Write out the data below in full, unchanged, minus the images.

Top of Data provided

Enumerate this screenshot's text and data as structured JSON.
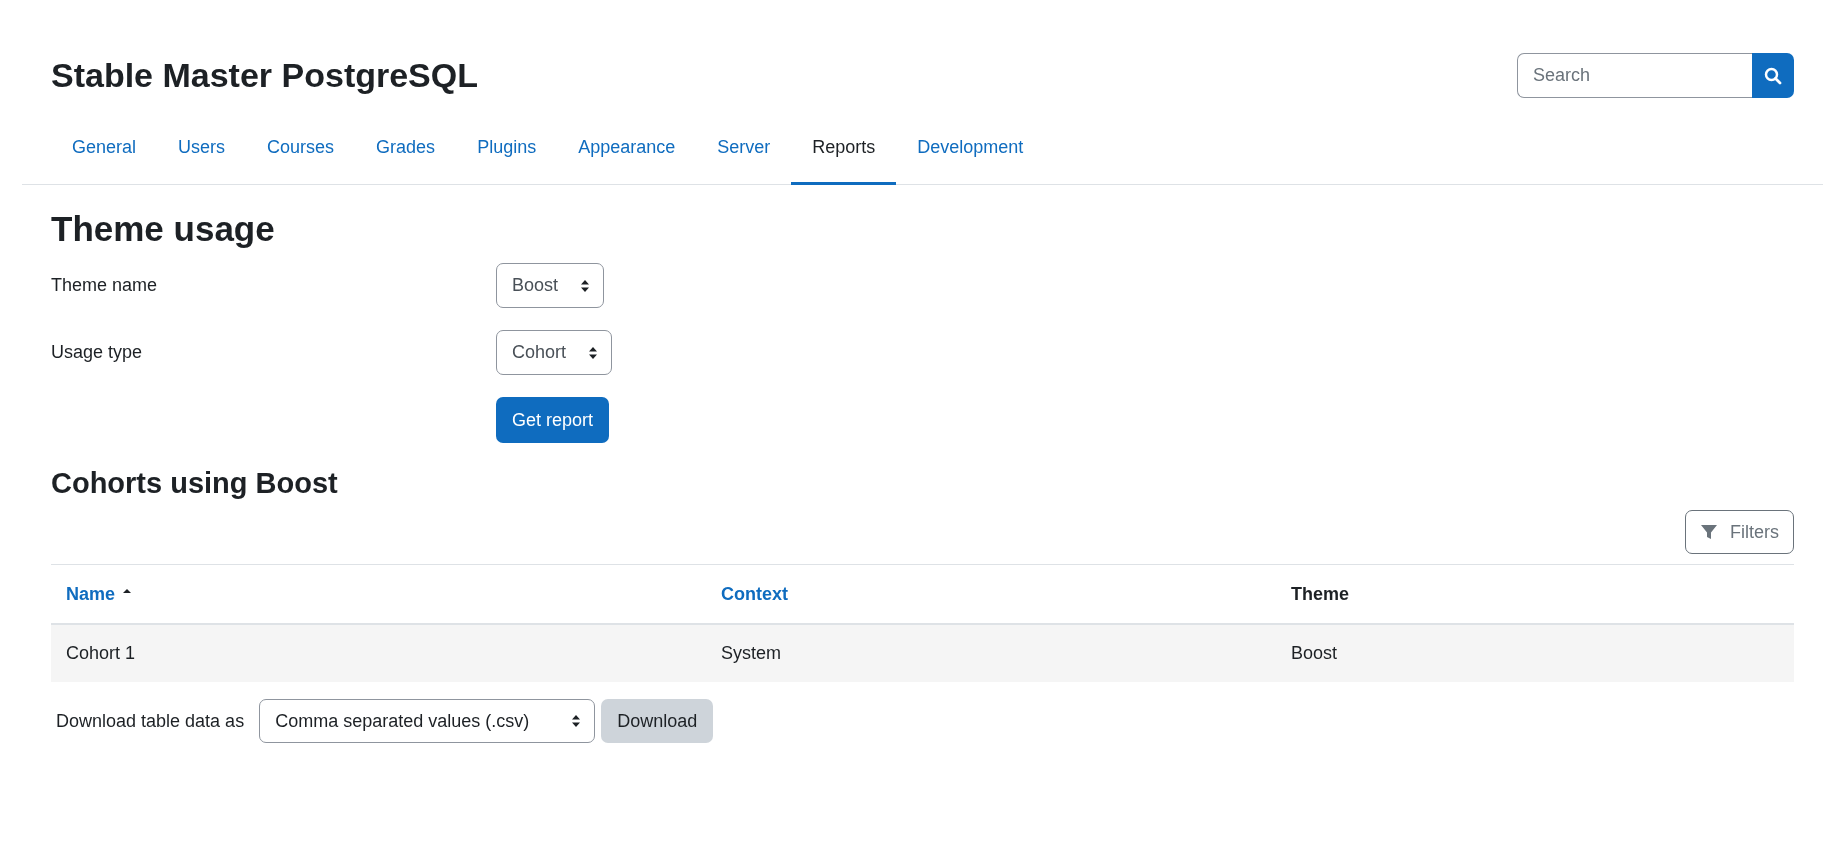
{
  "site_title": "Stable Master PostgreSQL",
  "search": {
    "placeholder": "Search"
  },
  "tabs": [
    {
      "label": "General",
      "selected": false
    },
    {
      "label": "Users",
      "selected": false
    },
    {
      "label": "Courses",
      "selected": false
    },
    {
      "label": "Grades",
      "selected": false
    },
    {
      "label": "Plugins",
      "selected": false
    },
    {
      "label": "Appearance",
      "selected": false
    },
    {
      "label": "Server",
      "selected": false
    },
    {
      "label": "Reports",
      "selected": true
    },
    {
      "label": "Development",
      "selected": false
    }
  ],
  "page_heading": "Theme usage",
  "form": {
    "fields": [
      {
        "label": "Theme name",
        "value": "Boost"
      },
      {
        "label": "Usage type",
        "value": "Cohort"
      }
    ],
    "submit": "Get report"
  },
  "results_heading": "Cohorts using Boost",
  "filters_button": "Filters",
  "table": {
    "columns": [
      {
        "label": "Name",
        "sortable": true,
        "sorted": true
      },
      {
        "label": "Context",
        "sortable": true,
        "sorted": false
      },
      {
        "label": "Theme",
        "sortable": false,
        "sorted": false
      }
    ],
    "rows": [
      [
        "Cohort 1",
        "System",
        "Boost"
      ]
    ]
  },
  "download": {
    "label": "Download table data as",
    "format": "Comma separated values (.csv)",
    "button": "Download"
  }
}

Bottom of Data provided

→ **Written response**
Enumerate this screenshot's text and data as structured JSON.
{
  "site_title": "Stable Master PostgreSQL",
  "search": {
    "placeholder": "Search"
  },
  "tabs": [
    {
      "label": "General",
      "selected": false
    },
    {
      "label": "Users",
      "selected": false
    },
    {
      "label": "Courses",
      "selected": false
    },
    {
      "label": "Grades",
      "selected": false
    },
    {
      "label": "Plugins",
      "selected": false
    },
    {
      "label": "Appearance",
      "selected": false
    },
    {
      "label": "Server",
      "selected": false
    },
    {
      "label": "Reports",
      "selected": true
    },
    {
      "label": "Development",
      "selected": false
    }
  ],
  "page_heading": "Theme usage",
  "form": {
    "fields": [
      {
        "label": "Theme name",
        "value": "Boost"
      },
      {
        "label": "Usage type",
        "value": "Cohort"
      }
    ],
    "submit": "Get report"
  },
  "results_heading": "Cohorts using Boost",
  "filters_button": "Filters",
  "table": {
    "columns": [
      {
        "label": "Name",
        "sortable": true,
        "sorted": true
      },
      {
        "label": "Context",
        "sortable": true,
        "sorted": false
      },
      {
        "label": "Theme",
        "sortable": false,
        "sorted": false
      }
    ],
    "rows": [
      [
        "Cohort 1",
        "System",
        "Boost"
      ]
    ]
  },
  "download": {
    "label": "Download table data as",
    "format": "Comma separated values (.csv)",
    "button": "Download"
  }
}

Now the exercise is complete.